The return of old things in new times, by an established and automatic machinery, is the permanent security of men who like to be sane. The greatest of all blessings is the boomerang. And all the healthiest things we know are boomerangs — that is, they are things that return. Sleep is a boomerang. We fling it from us at morning, and it knocks us down again at night. Daylight is a boomerang. We see it at the end of the day disappearing in the distance; and at the beginning of the next day we see it come back and break the sky. I mean, we see it if we get up early enough — which I have done once or twice. The same sort of sensational sanity (truly to be called sensational because it braces and strengthens all the sensations) is given by the return of religious and social festivals.

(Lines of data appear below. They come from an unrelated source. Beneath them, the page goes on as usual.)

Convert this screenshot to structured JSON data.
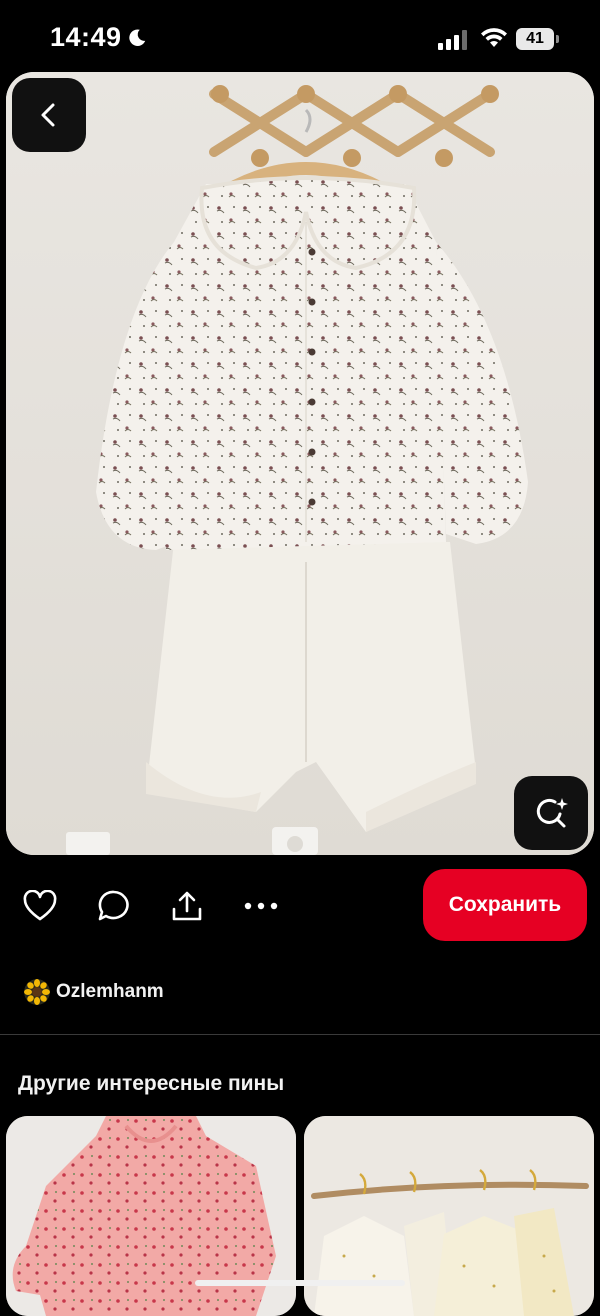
{
  "status_bar": {
    "time": "14:49",
    "battery": "41"
  },
  "pin": {
    "image_alt": "Floral print blouse with ruffled collar and white ruffled shorts on a wooden hanger",
    "back_icon": "chevron-left-icon",
    "visual_search_icon": "search-sparkle-icon"
  },
  "actions": {
    "like_icon": "heart-icon",
    "comment_icon": "chat-bubble-icon",
    "share_icon": "share-icon",
    "more_icon": "more-dots-icon",
    "save_label": "Сохранить"
  },
  "author": {
    "name": "Ozlemhanm",
    "avatar_icon": "sunflower-icon"
  },
  "related": {
    "title": "Другие интересные пины",
    "items": [
      {
        "alt": "Pink floral pajama shirt"
      },
      {
        "alt": "Floral pajama sets hanging on branch"
      }
    ]
  },
  "colors": {
    "save_button": "#e60023",
    "background": "#000000"
  }
}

To have such an institution as a Christmas is, I will not say to make an accident inevitable, but I will say to make an adventure recurrent — and therefore, in one sense, to make an adventure everlasting.
— Illustrated London News, 20 December 1913.